Data provided section start
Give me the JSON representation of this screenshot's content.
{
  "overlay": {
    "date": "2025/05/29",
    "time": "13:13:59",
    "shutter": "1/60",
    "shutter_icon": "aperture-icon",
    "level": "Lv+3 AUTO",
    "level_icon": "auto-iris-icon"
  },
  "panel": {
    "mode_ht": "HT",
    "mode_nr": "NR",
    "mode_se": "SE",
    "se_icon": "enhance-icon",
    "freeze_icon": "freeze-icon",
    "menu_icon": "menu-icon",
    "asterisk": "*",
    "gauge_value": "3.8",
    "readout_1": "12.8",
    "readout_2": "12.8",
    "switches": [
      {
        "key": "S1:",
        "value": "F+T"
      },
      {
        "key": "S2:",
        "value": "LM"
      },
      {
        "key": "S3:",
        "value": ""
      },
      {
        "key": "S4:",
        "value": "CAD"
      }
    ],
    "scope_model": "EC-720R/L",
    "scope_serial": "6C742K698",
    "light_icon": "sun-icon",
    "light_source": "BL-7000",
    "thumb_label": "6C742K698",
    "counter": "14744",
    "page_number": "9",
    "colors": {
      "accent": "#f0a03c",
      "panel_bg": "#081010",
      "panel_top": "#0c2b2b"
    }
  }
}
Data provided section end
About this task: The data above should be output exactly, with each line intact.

Task output:
Give me the JSON representation of this screenshot's content.
{
  "overlay": {
    "date": "2025/05/29",
    "time": "13:13:59",
    "shutter": "1/60",
    "shutter_icon": "aperture-icon",
    "level": "Lv+3 AUTO",
    "level_icon": "auto-iris-icon"
  },
  "panel": {
    "mode_ht": "HT",
    "mode_nr": "NR",
    "mode_se": "SE",
    "se_icon": "enhance-icon",
    "freeze_icon": "freeze-icon",
    "menu_icon": "menu-icon",
    "asterisk": "*",
    "gauge_value": "3.8",
    "readout_1": "12.8",
    "readout_2": "12.8",
    "switches": [
      {
        "key": "S1:",
        "value": "F+T"
      },
      {
        "key": "S2:",
        "value": "LM"
      },
      {
        "key": "S3:",
        "value": ""
      },
      {
        "key": "S4:",
        "value": "CAD"
      }
    ],
    "scope_model": "EC-720R/L",
    "scope_serial": "6C742K698",
    "light_icon": "sun-icon",
    "light_source": "BL-7000",
    "thumb_label": "6C742K698",
    "counter": "14744",
    "page_number": "9",
    "colors": {
      "accent": "#f0a03c",
      "panel_bg": "#081010",
      "panel_top": "#0c2b2b"
    }
  }
}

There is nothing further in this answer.